Data entries:
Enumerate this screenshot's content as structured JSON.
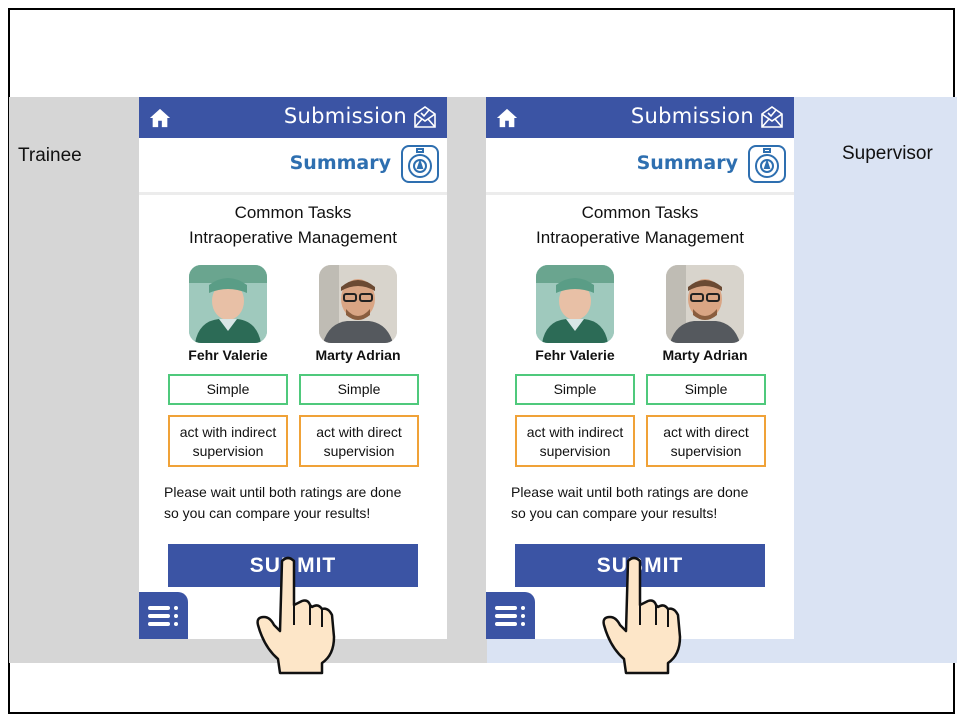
{
  "labels": {
    "left": "Trainee",
    "right": "Supervisor"
  },
  "phones": [
    {
      "header_title": "Submission",
      "summary_label": "Summary",
      "task_line1": "Common Tasks",
      "task_line2": "Intraoperative Management",
      "people": [
        {
          "name": "Fehr Valerie",
          "rating": "Simple",
          "supervision": [
            "act with indirect",
            "supervision"
          ]
        },
        {
          "name": "Marty Adrian",
          "rating": "Simple",
          "supervision": [
            "act with direct",
            "supervision"
          ]
        }
      ],
      "wait_line1": "Please wait until both ratings are done",
      "wait_line2": "so you can compare your results!",
      "submit_label": "SUBMIT"
    },
    {
      "header_title": "Submission",
      "summary_label": "Summary",
      "task_line1": "Common Tasks",
      "task_line2": "Intraoperative Management",
      "people": [
        {
          "name": "Fehr Valerie",
          "rating": "Simple",
          "supervision": [
            "act with indirect",
            "supervision"
          ]
        },
        {
          "name": "Marty Adrian",
          "rating": "Simple",
          "supervision": [
            "act with direct",
            "supervision"
          ]
        }
      ],
      "wait_line1": "Please wait until both ratings are done",
      "wait_line2": "so you can compare your results!",
      "submit_label": "SUBMIT"
    }
  ],
  "icons": [
    "home-icon",
    "envelope-check-icon",
    "stopwatch-icon",
    "menu-icon",
    "pointing-hand-icon"
  ],
  "colors": {
    "primary": "#3b54a4",
    "accent": "#2e6fb0",
    "green": "#4fc97c",
    "orange": "#f0a238",
    "trainee_bg": "#d6d6d6",
    "supervisor_bg": "#dae3f3"
  }
}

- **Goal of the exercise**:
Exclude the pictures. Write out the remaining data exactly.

- **Task solution**:
Enumerate this screenshot's content as structured JSON.
{
  "labels": {
    "left": "Trainee",
    "right": "Supervisor"
  },
  "phones": [
    {
      "header_title": "Submission",
      "summary_label": "Summary",
      "task_line1": "Common Tasks",
      "task_line2": "Intraoperative Management",
      "people": [
        {
          "name": "Fehr Valerie",
          "rating": "Simple",
          "supervision": [
            "act with indirect",
            "supervision"
          ]
        },
        {
          "name": "Marty Adrian",
          "rating": "Simple",
          "supervision": [
            "act with direct",
            "supervision"
          ]
        }
      ],
      "wait_line1": "Please wait until both ratings are done",
      "wait_line2": "so you can compare your results!",
      "submit_label": "SUBMIT"
    },
    {
      "header_title": "Submission",
      "summary_label": "Summary",
      "task_line1": "Common Tasks",
      "task_line2": "Intraoperative Management",
      "people": [
        {
          "name": "Fehr Valerie",
          "rating": "Simple",
          "supervision": [
            "act with indirect",
            "supervision"
          ]
        },
        {
          "name": "Marty Adrian",
          "rating": "Simple",
          "supervision": [
            "act with direct",
            "supervision"
          ]
        }
      ],
      "wait_line1": "Please wait until both ratings are done",
      "wait_line2": "so you can compare your results!",
      "submit_label": "SUBMIT"
    }
  ],
  "icons": [
    "home-icon",
    "envelope-check-icon",
    "stopwatch-icon",
    "menu-icon",
    "pointing-hand-icon"
  ],
  "colors": {
    "primary": "#3b54a4",
    "accent": "#2e6fb0",
    "green": "#4fc97c",
    "orange": "#f0a238",
    "trainee_bg": "#d6d6d6",
    "supervisor_bg": "#dae3f3"
  }
}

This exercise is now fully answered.